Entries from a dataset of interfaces
* * * * * * * * *
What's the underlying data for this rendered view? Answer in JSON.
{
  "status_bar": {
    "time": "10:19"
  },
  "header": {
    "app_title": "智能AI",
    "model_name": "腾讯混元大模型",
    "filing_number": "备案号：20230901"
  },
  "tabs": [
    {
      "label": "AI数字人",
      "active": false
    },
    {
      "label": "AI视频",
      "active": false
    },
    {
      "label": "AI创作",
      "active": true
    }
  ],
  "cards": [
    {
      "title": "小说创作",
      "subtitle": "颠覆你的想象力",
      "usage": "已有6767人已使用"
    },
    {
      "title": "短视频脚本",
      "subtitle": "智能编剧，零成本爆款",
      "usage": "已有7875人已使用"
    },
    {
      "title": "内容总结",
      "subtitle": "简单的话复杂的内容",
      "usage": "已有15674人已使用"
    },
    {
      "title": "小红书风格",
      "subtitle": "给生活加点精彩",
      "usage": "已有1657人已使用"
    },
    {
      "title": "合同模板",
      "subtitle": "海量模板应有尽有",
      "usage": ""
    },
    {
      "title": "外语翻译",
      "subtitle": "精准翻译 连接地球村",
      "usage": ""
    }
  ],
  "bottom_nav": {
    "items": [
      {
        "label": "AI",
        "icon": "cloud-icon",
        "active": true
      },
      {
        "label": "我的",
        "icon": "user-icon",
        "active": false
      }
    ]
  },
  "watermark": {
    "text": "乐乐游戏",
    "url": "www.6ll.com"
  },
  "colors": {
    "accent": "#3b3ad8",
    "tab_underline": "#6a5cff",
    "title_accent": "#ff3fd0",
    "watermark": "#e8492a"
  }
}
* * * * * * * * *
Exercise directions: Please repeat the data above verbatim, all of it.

Exercise result:
What's the underlying data for this rendered view? Answer in JSON.
{
  "status_bar": {
    "time": "10:19"
  },
  "header": {
    "app_title": "智能AI",
    "model_name": "腾讯混元大模型",
    "filing_number": "备案号：20230901"
  },
  "tabs": [
    {
      "label": "AI数字人",
      "active": false
    },
    {
      "label": "AI视频",
      "active": false
    },
    {
      "label": "AI创作",
      "active": true
    }
  ],
  "cards": [
    {
      "title": "小说创作",
      "subtitle": "颠覆你的想象力",
      "usage": "已有6767人已使用"
    },
    {
      "title": "短视频脚本",
      "subtitle": "智能编剧，零成本爆款",
      "usage": "已有7875人已使用"
    },
    {
      "title": "内容总结",
      "subtitle": "简单的话复杂的内容",
      "usage": "已有15674人已使用"
    },
    {
      "title": "小红书风格",
      "subtitle": "给生活加点精彩",
      "usage": "已有1657人已使用"
    },
    {
      "title": "合同模板",
      "subtitle": "海量模板应有尽有",
      "usage": ""
    },
    {
      "title": "外语翻译",
      "subtitle": "精准翻译 连接地球村",
      "usage": ""
    }
  ],
  "bottom_nav": {
    "items": [
      {
        "label": "AI",
        "icon": "cloud-icon",
        "active": true
      },
      {
        "label": "我的",
        "icon": "user-icon",
        "active": false
      }
    ]
  },
  "watermark": {
    "text": "乐乐游戏",
    "url": "www.6ll.com"
  },
  "colors": {
    "accent": "#3b3ad8",
    "tab_underline": "#6a5cff",
    "title_accent": "#ff3fd0",
    "watermark": "#e8492a"
  }
}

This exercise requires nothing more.